First off major props to City Weekly’s, Scott Renshaw for writing this cover story on the local comedy scene. Otherwise I never would have discovered the wonder of open mic nights at The Complex.
Every Tuesday night a local crew of comics show up with notebooks, pens and smart phones to try and make each other laugh. Apparently family and friends like to come too for moral support. Last Tuesday, Andrew and I made our first appearance as difficult to please audience members. (I’m hypercritical, luckily for me and the comics, Andrew is not.)
After a lot of searching on the terrible Complex website, I concluded we could roll in around eight and not miss a thing.
Turns out after a brief chat with the bartender, Buck, I was sort of right.
According the the keeper of the alcohol, Tuesday usually follow a slow arrival from about 7:30 to 8-ish as everyone drifts in from their day jobs.
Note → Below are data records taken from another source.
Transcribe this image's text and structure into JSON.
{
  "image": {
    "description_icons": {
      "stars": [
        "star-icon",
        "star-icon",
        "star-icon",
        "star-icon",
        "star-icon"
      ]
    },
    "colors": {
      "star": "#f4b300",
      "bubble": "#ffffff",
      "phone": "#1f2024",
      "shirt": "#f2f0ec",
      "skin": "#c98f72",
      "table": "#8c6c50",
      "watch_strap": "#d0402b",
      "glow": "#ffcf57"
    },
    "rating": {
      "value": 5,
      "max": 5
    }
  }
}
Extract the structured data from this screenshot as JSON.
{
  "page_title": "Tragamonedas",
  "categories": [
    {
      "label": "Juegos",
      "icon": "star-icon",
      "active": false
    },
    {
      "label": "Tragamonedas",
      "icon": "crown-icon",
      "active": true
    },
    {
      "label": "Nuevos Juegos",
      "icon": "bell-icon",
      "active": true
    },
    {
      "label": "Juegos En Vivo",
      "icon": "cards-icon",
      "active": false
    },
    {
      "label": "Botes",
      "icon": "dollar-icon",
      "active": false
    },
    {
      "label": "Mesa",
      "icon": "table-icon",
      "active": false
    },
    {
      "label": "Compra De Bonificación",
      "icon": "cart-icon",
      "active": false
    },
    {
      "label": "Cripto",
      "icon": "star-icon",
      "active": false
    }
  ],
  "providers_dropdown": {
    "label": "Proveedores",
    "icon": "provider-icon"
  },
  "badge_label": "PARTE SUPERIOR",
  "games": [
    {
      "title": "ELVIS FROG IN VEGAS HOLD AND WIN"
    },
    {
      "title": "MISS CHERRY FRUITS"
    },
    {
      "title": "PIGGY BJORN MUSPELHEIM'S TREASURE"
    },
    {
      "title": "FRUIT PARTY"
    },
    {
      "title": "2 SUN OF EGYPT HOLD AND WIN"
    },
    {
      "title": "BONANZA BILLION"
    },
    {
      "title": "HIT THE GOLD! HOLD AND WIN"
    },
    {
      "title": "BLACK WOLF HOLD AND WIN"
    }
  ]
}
The show will start some time between 8 and 8:30 p.m., each comic is given five minutes to perform with the night wrapping up around 10 p.m.
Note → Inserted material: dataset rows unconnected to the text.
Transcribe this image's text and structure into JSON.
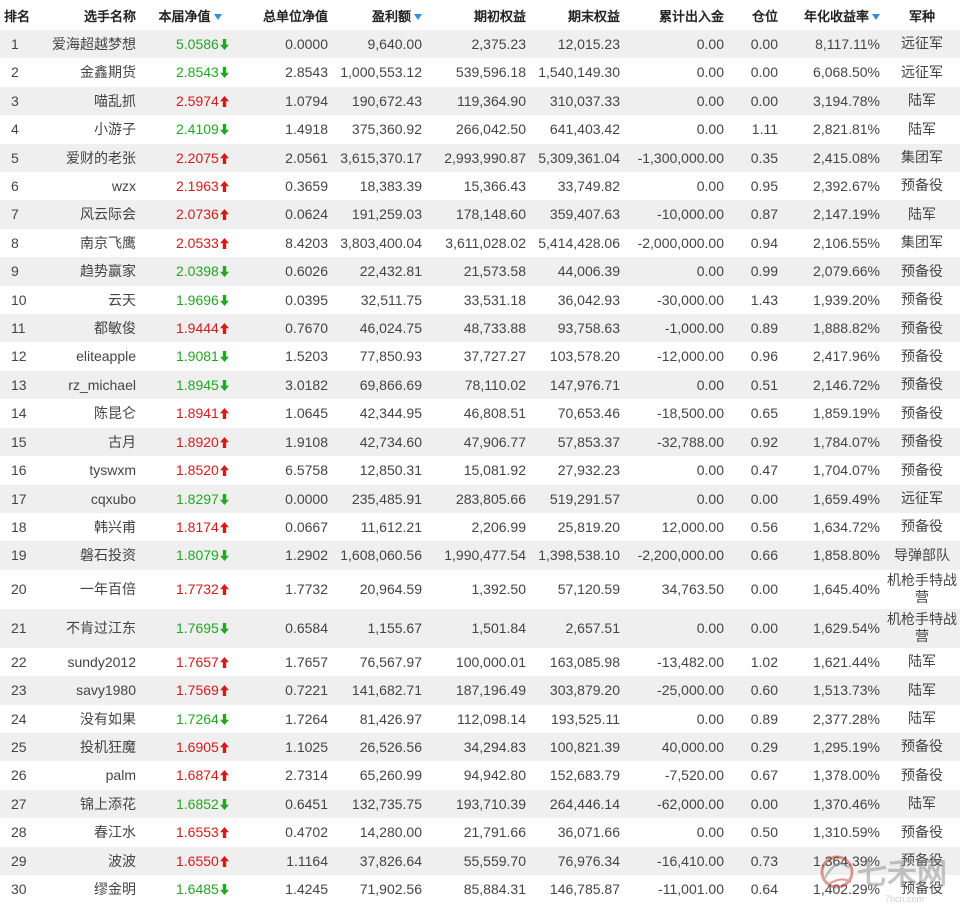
{
  "colors": {
    "up": "#d7191a",
    "down": "#22a722",
    "sort_icon": "#2f8ee0"
  },
  "columns": [
    {
      "key": "rank",
      "label": "排名",
      "sortable": false
    },
    {
      "key": "name",
      "label": "选手名称",
      "sortable": false
    },
    {
      "key": "nav",
      "label": "本届净值",
      "sortable": true
    },
    {
      "key": "unit_nav",
      "label": "总单位净值",
      "sortable": false
    },
    {
      "key": "profit",
      "label": "盈利额",
      "sortable": true
    },
    {
      "key": "begin_equity",
      "label": "期初权益",
      "sortable": false
    },
    {
      "key": "end_equity",
      "label": "期末权益",
      "sortable": false
    },
    {
      "key": "net_flow",
      "label": "累计出入金",
      "sortable": false
    },
    {
      "key": "position",
      "label": "仓位",
      "sortable": false
    },
    {
      "key": "annual_return",
      "label": "年化收益率",
      "sortable": true
    },
    {
      "key": "branch",
      "label": "军种",
      "sortable": false
    }
  ],
  "rows": [
    {
      "rank": "1",
      "name": "爱海超越梦想",
      "nav": {
        "value": "5.0586",
        "dir": "down"
      },
      "unit_nav": "0.0000",
      "profit": "9,640.00",
      "begin_equity": "2,375.23",
      "end_equity": "12,015.23",
      "net_flow": "0.00",
      "position": "0.00",
      "annual_return": "8,117.11%",
      "branch": "远征军"
    },
    {
      "rank": "2",
      "name": "金鑫期货",
      "nav": {
        "value": "2.8543",
        "dir": "down"
      },
      "unit_nav": "2.8543",
      "profit": "1,000,553.12",
      "begin_equity": "539,596.18",
      "end_equity": "1,540,149.30",
      "net_flow": "0.00",
      "position": "0.00",
      "annual_return": "6,068.50%",
      "branch": "远征军"
    },
    {
      "rank": "3",
      "name": "喵乱抓",
      "nav": {
        "value": "2.5974",
        "dir": "up"
      },
      "unit_nav": "1.0794",
      "profit": "190,672.43",
      "begin_equity": "119,364.90",
      "end_equity": "310,037.33",
      "net_flow": "0.00",
      "position": "0.00",
      "annual_return": "3,194.78%",
      "branch": "陆军"
    },
    {
      "rank": "4",
      "name": "小游子",
      "nav": {
        "value": "2.4109",
        "dir": "down"
      },
      "unit_nav": "1.4918",
      "profit": "375,360.92",
      "begin_equity": "266,042.50",
      "end_equity": "641,403.42",
      "net_flow": "0.00",
      "position": "1.11",
      "annual_return": "2,821.81%",
      "branch": "陆军"
    },
    {
      "rank": "5",
      "name": "爱财的老张",
      "nav": {
        "value": "2.2075",
        "dir": "up"
      },
      "unit_nav": "2.0561",
      "profit": "3,615,370.17",
      "begin_equity": "2,993,990.87",
      "end_equity": "5,309,361.04",
      "net_flow": "-1,300,000.00",
      "position": "0.35",
      "annual_return": "2,415.08%",
      "branch": "集团军"
    },
    {
      "rank": "6",
      "name": "wzx",
      "nav": {
        "value": "2.1963",
        "dir": "up"
      },
      "unit_nav": "0.3659",
      "profit": "18,383.39",
      "begin_equity": "15,366.43",
      "end_equity": "33,749.82",
      "net_flow": "0.00",
      "position": "0.95",
      "annual_return": "2,392.67%",
      "branch": "预备役"
    },
    {
      "rank": "7",
      "name": "风云际会",
      "nav": {
        "value": "2.0736",
        "dir": "up"
      },
      "unit_nav": "0.0624",
      "profit": "191,259.03",
      "begin_equity": "178,148.60",
      "end_equity": "359,407.63",
      "net_flow": "-10,000.00",
      "position": "0.87",
      "annual_return": "2,147.19%",
      "branch": "陆军"
    },
    {
      "rank": "8",
      "name": "南京飞鹰",
      "nav": {
        "value": "2.0533",
        "dir": "up"
      },
      "unit_nav": "8.4203",
      "profit": "3,803,400.04",
      "begin_equity": "3,611,028.02",
      "end_equity": "5,414,428.06",
      "net_flow": "-2,000,000.00",
      "position": "0.94",
      "annual_return": "2,106.55%",
      "branch": "集团军"
    },
    {
      "rank": "9",
      "name": "趋势赢家",
      "nav": {
        "value": "2.0398",
        "dir": "down"
      },
      "unit_nav": "0.6026",
      "profit": "22,432.81",
      "begin_equity": "21,573.58",
      "end_equity": "44,006.39",
      "net_flow": "0.00",
      "position": "0.99",
      "annual_return": "2,079.66%",
      "branch": "预备役"
    },
    {
      "rank": "10",
      "name": "云天",
      "nav": {
        "value": "1.9696",
        "dir": "down"
      },
      "unit_nav": "0.0395",
      "profit": "32,511.75",
      "begin_equity": "33,531.18",
      "end_equity": "36,042.93",
      "net_flow": "-30,000.00",
      "position": "1.43",
      "annual_return": "1,939.20%",
      "branch": "预备役"
    },
    {
      "rank": "11",
      "name": "都敏俊",
      "nav": {
        "value": "1.9444",
        "dir": "up"
      },
      "unit_nav": "0.7670",
      "profit": "46,024.75",
      "begin_equity": "48,733.88",
      "end_equity": "93,758.63",
      "net_flow": "-1,000.00",
      "position": "0.89",
      "annual_return": "1,888.82%",
      "branch": "预备役"
    },
    {
      "rank": "12",
      "name": "eliteapple",
      "nav": {
        "value": "1.9081",
        "dir": "down"
      },
      "unit_nav": "1.5203",
      "profit": "77,850.93",
      "begin_equity": "37,727.27",
      "end_equity": "103,578.20",
      "net_flow": "-12,000.00",
      "position": "0.96",
      "annual_return": "2,417.96%",
      "branch": "预备役"
    },
    {
      "rank": "13",
      "name": "rz_michael",
      "nav": {
        "value": "1.8945",
        "dir": "down"
      },
      "unit_nav": "3.0182",
      "profit": "69,866.69",
      "begin_equity": "78,110.02",
      "end_equity": "147,976.71",
      "net_flow": "0.00",
      "position": "0.51",
      "annual_return": "2,146.72%",
      "branch": "预备役"
    },
    {
      "rank": "14",
      "name": "陈昆仑",
      "nav": {
        "value": "1.8941",
        "dir": "up"
      },
      "unit_nav": "1.0645",
      "profit": "42,344.95",
      "begin_equity": "46,808.51",
      "end_equity": "70,653.46",
      "net_flow": "-18,500.00",
      "position": "0.65",
      "annual_return": "1,859.19%",
      "branch": "预备役"
    },
    {
      "rank": "15",
      "name": "古月",
      "nav": {
        "value": "1.8920",
        "dir": "up"
      },
      "unit_nav": "1.9108",
      "profit": "42,734.60",
      "begin_equity": "47,906.77",
      "end_equity": "57,853.37",
      "net_flow": "-32,788.00",
      "position": "0.92",
      "annual_return": "1,784.07%",
      "branch": "预备役"
    },
    {
      "rank": "16",
      "name": "tyswxm",
      "nav": {
        "value": "1.8520",
        "dir": "up"
      },
      "unit_nav": "6.5758",
      "profit": "12,850.31",
      "begin_equity": "15,081.92",
      "end_equity": "27,932.23",
      "net_flow": "0.00",
      "position": "0.47",
      "annual_return": "1,704.07%",
      "branch": "预备役"
    },
    {
      "rank": "17",
      "name": "cqxubo",
      "nav": {
        "value": "1.8297",
        "dir": "down"
      },
      "unit_nav": "0.0000",
      "profit": "235,485.91",
      "begin_equity": "283,805.66",
      "end_equity": "519,291.57",
      "net_flow": "0.00",
      "position": "0.00",
      "annual_return": "1,659.49%",
      "branch": "远征军"
    },
    {
      "rank": "18",
      "name": "韩兴甫",
      "nav": {
        "value": "1.8174",
        "dir": "up"
      },
      "unit_nav": "0.0667",
      "profit": "11,612.21",
      "begin_equity": "2,206.99",
      "end_equity": "25,819.20",
      "net_flow": "12,000.00",
      "position": "0.56",
      "annual_return": "1,634.72%",
      "branch": "预备役"
    },
    {
      "rank": "19",
      "name": "磐石投资",
      "nav": {
        "value": "1.8079",
        "dir": "down"
      },
      "unit_nav": "1.2902",
      "profit": "1,608,060.56",
      "begin_equity": "1,990,477.54",
      "end_equity": "1,398,538.10",
      "net_flow": "-2,200,000.00",
      "position": "0.66",
      "annual_return": "1,858.80%",
      "branch": "导弹部队"
    },
    {
      "rank": "20",
      "name": "一年百倍",
      "nav": {
        "value": "1.7732",
        "dir": "up"
      },
      "unit_nav": "1.7732",
      "profit": "20,964.59",
      "begin_equity": "1,392.50",
      "end_equity": "57,120.59",
      "net_flow": "34,763.50",
      "position": "0.00",
      "annual_return": "1,645.40%",
      "branch": "机枪手特战营"
    },
    {
      "rank": "21",
      "name": "不肯过江东",
      "nav": {
        "value": "1.7695",
        "dir": "down"
      },
      "unit_nav": "0.6584",
      "profit": "1,155.67",
      "begin_equity": "1,501.84",
      "end_equity": "2,657.51",
      "net_flow": "0.00",
      "position": "0.00",
      "annual_return": "1,629.54%",
      "branch": "机枪手特战营"
    },
    {
      "rank": "22",
      "name": "sundy2012",
      "nav": {
        "value": "1.7657",
        "dir": "up"
      },
      "unit_nav": "1.7657",
      "profit": "76,567.97",
      "begin_equity": "100,000.01",
      "end_equity": "163,085.98",
      "net_flow": "-13,482.00",
      "position": "1.02",
      "annual_return": "1,621.44%",
      "branch": "陆军"
    },
    {
      "rank": "23",
      "name": "savy1980",
      "nav": {
        "value": "1.7569",
        "dir": "up"
      },
      "unit_nav": "0.7221",
      "profit": "141,682.71",
      "begin_equity": "187,196.49",
      "end_equity": "303,879.20",
      "net_flow": "-25,000.00",
      "position": "0.60",
      "annual_return": "1,513.73%",
      "branch": "陆军"
    },
    {
      "rank": "24",
      "name": "没有如果",
      "nav": {
        "value": "1.7264",
        "dir": "down"
      },
      "unit_nav": "1.7264",
      "profit": "81,426.97",
      "begin_equity": "112,098.14",
      "end_equity": "193,525.11",
      "net_flow": "0.00",
      "position": "0.89",
      "annual_return": "2,377.28%",
      "branch": "陆军"
    },
    {
      "rank": "25",
      "name": "投机狂魔",
      "nav": {
        "value": "1.6905",
        "dir": "up"
      },
      "unit_nav": "1.1025",
      "profit": "26,526.56",
      "begin_equity": "34,294.83",
      "end_equity": "100,821.39",
      "net_flow": "40,000.00",
      "position": "0.29",
      "annual_return": "1,295.19%",
      "branch": "预备役"
    },
    {
      "rank": "26",
      "name": "palm",
      "nav": {
        "value": "1.6874",
        "dir": "up"
      },
      "unit_nav": "2.7314",
      "profit": "65,260.99",
      "begin_equity": "94,942.80",
      "end_equity": "152,683.79",
      "net_flow": "-7,520.00",
      "position": "0.67",
      "annual_return": "1,378.00%",
      "branch": "预备役"
    },
    {
      "rank": "27",
      "name": "锦上添花",
      "nav": {
        "value": "1.6852",
        "dir": "down"
      },
      "unit_nav": "0.6451",
      "profit": "132,735.75",
      "begin_equity": "193,710.39",
      "end_equity": "264,446.14",
      "net_flow": "-62,000.00",
      "position": "0.00",
      "annual_return": "1,370.46%",
      "branch": "陆军"
    },
    {
      "rank": "28",
      "name": "春江水",
      "nav": {
        "value": "1.6553",
        "dir": "up"
      },
      "unit_nav": "0.4702",
      "profit": "14,280.00",
      "begin_equity": "21,791.66",
      "end_equity": "36,071.66",
      "net_flow": "0.00",
      "position": "0.50",
      "annual_return": "1,310.59%",
      "branch": "预备役"
    },
    {
      "rank": "29",
      "name": "波波",
      "nav": {
        "value": "1.6550",
        "dir": "up"
      },
      "unit_nav": "1.1164",
      "profit": "37,826.64",
      "begin_equity": "55,559.70",
      "end_equity": "76,976.34",
      "net_flow": "-16,410.00",
      "position": "0.73",
      "annual_return": "1,364.39%",
      "branch": "预备役"
    },
    {
      "rank": "30",
      "name": "缪金明",
      "nav": {
        "value": "1.6485",
        "dir": "down"
      },
      "unit_nav": "1.4245",
      "profit": "71,902.56",
      "begin_equity": "85,884.31",
      "end_equity": "146,785.87",
      "net_flow": "-11,001.00",
      "position": "0.64",
      "annual_return": "1,402.29%",
      "branch": "预备役"
    }
  ],
  "watermark": {
    "text": "七禾网",
    "url": "7hcn.com"
  }
}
From what I saw this was pretty much exactly what happened. We pulled up to the warehouse-cum-venue thrilled to see people there around 7:45. After a quick ID check, we walked past neon lighting into a cell of a room with a tiny corner stage bearing a single microphone and a bar with a lonely bartender. We chatted with Buck, got our drinks and sat. Shortly the room filled with a mostly late 20s to early 30s crowd of anxious would-be performers. A few older people were sprinkled in the crowd, later to be called out as parents of souls braver than mine.
The host for the night took to the stage and opened with a meta-humor set that fell flat. He continued to bomb through the night, and at a certain point my pity for him became anger. I just wanted him to go away so the other comedians could perform. But aside from a few truly terrible pieces, most of the amateur comics had me smiling and a few even got some laughs.
There were some standouts, Levi Rounds, Chris Chris (not his real name) and Eric from New York. One of the few ladies of the night, was especially hilarious. I just can’t remember her name! She had an unbelievably crude set that put me in mind for “Girls.” She was comfortable onstage, read her audience well and had some of the best timing of the posse.
Most of the comedians stuck to material discussing legalizing drugs, why gay men are better than straight men and penis humor with one notably angry ex-Mormon. (Another name I’ve forgotten.) It was about as not nice humor I could imagine combined with the cynicism that comes from living in the SL,UT. The self-deprecation was funny, but sad enough to leave me emotionally confused at times. This made things awkward.
In the end, we left at 10:15 with more comics to go because I couldn’t handle the strangeness any more. Two hours of hit and miss comedy is a lot of obnoxious yelling, singing and confusing story-telling.
Open-mic night probably isn’t the best venue for me to enjoy myself, as I get much more embarrassed for others than I do for myself. However it definitely made for an interesting night. At the very least I’m happy to see another side to SLC.
Most likely I’ll hang out at some other local open mic nights, just to witness the madness.
(No, I don’t think I’ll ever be brave enough to get on stage myself. Would you?)